U.S. Diplomat in Bolivia Walks Out on Morales Speech (Update1)
January 22, 2009 - Bloomberg.com

By Jonathan J. Levin

Jan. 22 (Bloomberg) -- The senior American diplomat in Bolivia walked out of a speech by President Evo Morales today after the Bolivian leader accused the U.S. Embassy in La Paz of trying to undermine his government.

“There was an external conspiracy headed by the United States ambassador,” Morales said before a group of congressmen and diplomats at the Bolivian Congress building in La Paz. “The United States has fomented the regional disintegration of the country, holding secret meetings to promote disturbances against the national government.”

The comments were broadcast on La Paz-based television station Universal de Television, known as Unitel.

Immediately after leaving the building, U.S. Charge d’Affaires Krishna Urs told the network that the remarks were “unfounded and false.”

The Bolivian president declared U.S. Ambassador Philip Goldberg “persona non grata” in September, leaving Urs as the top diplomat to the Andean nation. Morales expelled the U.S. Drug Enforcement Administration on Nov. 2, saying the agency had spied on his government. The U.S. Embassy called the accusations “false and absurd.”

Foreign Minister David Choquehuanca said Jan. 20 that the Bolivian government hoped for a “new beginning” with the U.S. after President Barack Obama took office, according to an e- mailed statement.

‘Two-Way Street’

“Respect is a two-way street,” Urs said. “If Morales needs or wants respect, then it’s also necessary that he give respect to the United States government.”

Speaking Nov. 17 at the United Nations in New York, Morales said he wouldn’t reconsider the expulsion of the DEA as a way to improve relations with the new U.S. leader.

Morales has a 56 percent approval rating in Bolivia, according to a January poll by La Paz-based pollsters Ipsos Apoyo. His popularity is fueled by a new nationalism that demonizes the U.S., an easy target in light of the hostility of Bolivia’s coca growers to the U.S. war on drugs.

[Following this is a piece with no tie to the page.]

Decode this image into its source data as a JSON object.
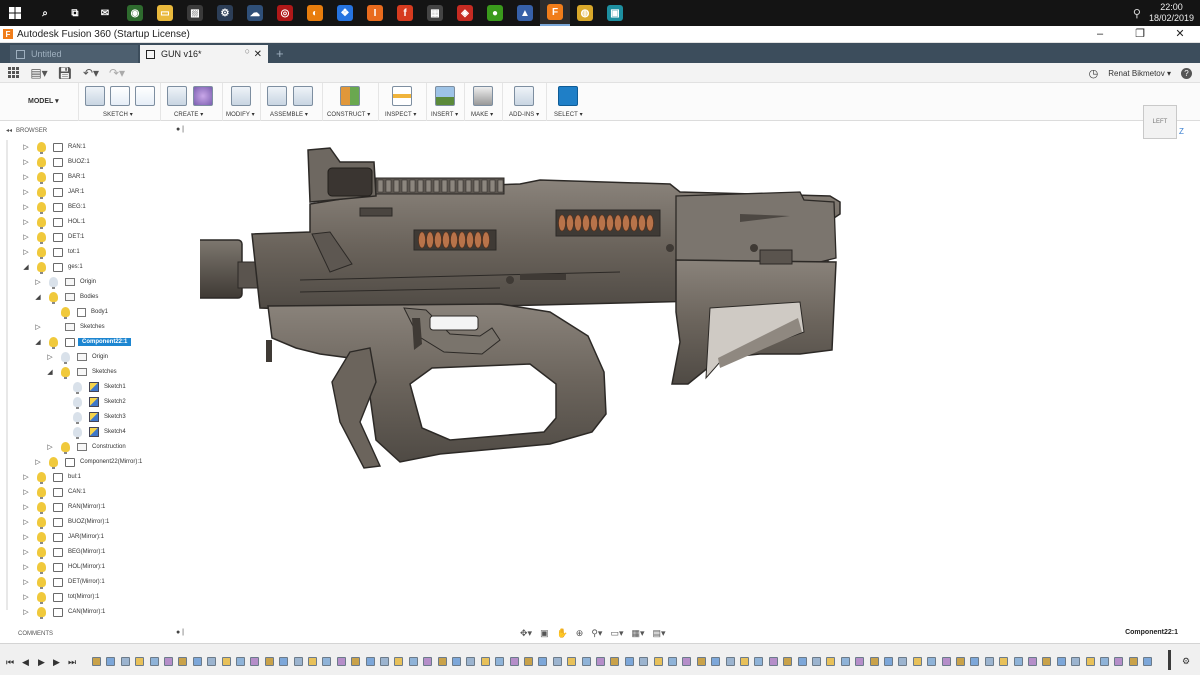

Coca, better known abroad as the main ingredient in cocaine, is often chewed by people in the Bolivian highlands to stave off hunger and cure altitude sickness.

“U.S. coca eradication policies in the Andes were instrumental in Morales coming to power,” Nicholas Robins, a Bolivian history scholar at North Carolina State University in Raleigh, said in telephone interview. “I found it surprising that it took him almost three years to throw out the DEA; clearly it’s a way of mobilizing the base.”

When contacted by Bloomberg News, the U.S. Embassy said it had no further comments on Morales’s remarks or Urs’s decision to walk out.

To contact the reporter on this story: Jonathan J. Levin in La Paz at Jlevin20@bloomberg.net